* [WHAT THIS TASK INVOLVES]
Restate the listing below exactly, images excluded.
____
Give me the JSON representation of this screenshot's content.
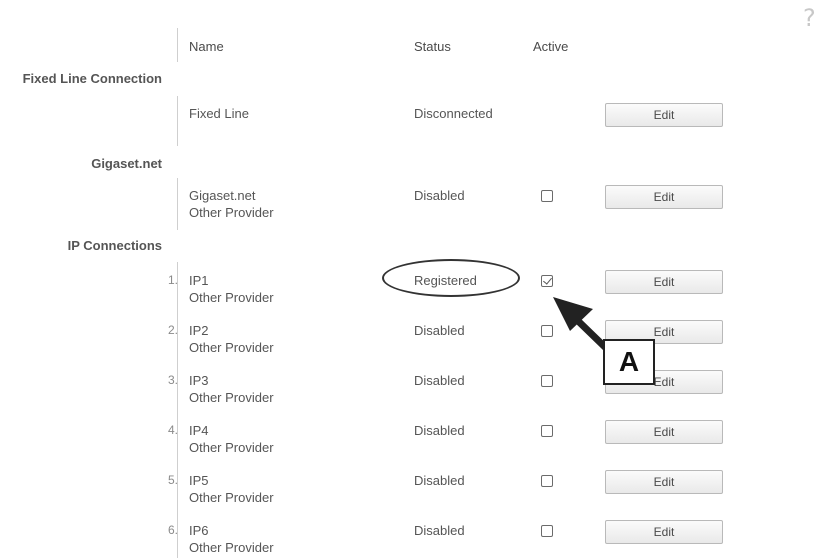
{
  "help_symbol": "?",
  "columns": {
    "name": "Name",
    "status": "Status",
    "active": "Active"
  },
  "sections": {
    "fixed": "Fixed Line Connection",
    "gigaset": "Gigaset.net",
    "ip": "IP Connections"
  },
  "rows": [
    {
      "index": "",
      "name": "Fixed Line",
      "provider": "",
      "status": "Disconnected",
      "has_checkbox": false,
      "checked": false,
      "edit": "Edit"
    },
    {
      "index": "",
      "name": "Gigaset.net",
      "provider": "Other Provider",
      "status": "Disabled",
      "has_checkbox": true,
      "checked": false,
      "edit": "Edit"
    },
    {
      "index": "1.",
      "name": "IP1",
      "provider": "Other Provider",
      "status": "Registered",
      "has_checkbox": true,
      "checked": true,
      "edit": "Edit"
    },
    {
      "index": "2.",
      "name": "IP2",
      "provider": "Other Provider",
      "status": "Disabled",
      "has_checkbox": true,
      "checked": false,
      "edit": "Edit"
    },
    {
      "index": "3.",
      "name": "IP3",
      "provider": "Other Provider",
      "status": "Disabled",
      "has_checkbox": true,
      "checked": false,
      "edit": "Edit"
    },
    {
      "index": "4.",
      "name": "IP4",
      "provider": "Other Provider",
      "status": "Disabled",
      "has_checkbox": true,
      "checked": false,
      "edit": "Edit"
    },
    {
      "index": "5.",
      "name": "IP5",
      "provider": "Other Provider",
      "status": "Disabled",
      "has_checkbox": true,
      "checked": false,
      "edit": "Edit"
    },
    {
      "index": "6.",
      "name": "IP6",
      "provider": "Other Provider",
      "status": "Disabled",
      "has_checkbox": true,
      "checked": false,
      "edit": "Edit"
    }
  ],
  "annotation": {
    "callout_label": "A"
  }
}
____
* [FINISHED EXERCISE]
Give me the JSON representation of this screenshot's content.
{
  "help_symbol": "?",
  "columns": {
    "name": "Name",
    "status": "Status",
    "active": "Active"
  },
  "sections": {
    "fixed": "Fixed Line Connection",
    "gigaset": "Gigaset.net",
    "ip": "IP Connections"
  },
  "rows": [
    {
      "index": "",
      "name": "Fixed Line",
      "provider": "",
      "status": "Disconnected",
      "has_checkbox": false,
      "checked": false,
      "edit": "Edit"
    },
    {
      "index": "",
      "name": "Gigaset.net",
      "provider": "Other Provider",
      "status": "Disabled",
      "has_checkbox": true,
      "checked": false,
      "edit": "Edit"
    },
    {
      "index": "1.",
      "name": "IP1",
      "provider": "Other Provider",
      "status": "Registered",
      "has_checkbox": true,
      "checked": true,
      "edit": "Edit"
    },
    {
      "index": "2.",
      "name": "IP2",
      "provider": "Other Provider",
      "status": "Disabled",
      "has_checkbox": true,
      "checked": false,
      "edit": "Edit"
    },
    {
      "index": "3.",
      "name": "IP3",
      "provider": "Other Provider",
      "status": "Disabled",
      "has_checkbox": true,
      "checked": false,
      "edit": "Edit"
    },
    {
      "index": "4.",
      "name": "IP4",
      "provider": "Other Provider",
      "status": "Disabled",
      "has_checkbox": true,
      "checked": false,
      "edit": "Edit"
    },
    {
      "index": "5.",
      "name": "IP5",
      "provider": "Other Provider",
      "status": "Disabled",
      "has_checkbox": true,
      "checked": false,
      "edit": "Edit"
    },
    {
      "index": "6.",
      "name": "IP6",
      "provider": "Other Provider",
      "status": "Disabled",
      "has_checkbox": true,
      "checked": false,
      "edit": "Edit"
    }
  ],
  "annotation": {
    "callout_label": "A"
  }
}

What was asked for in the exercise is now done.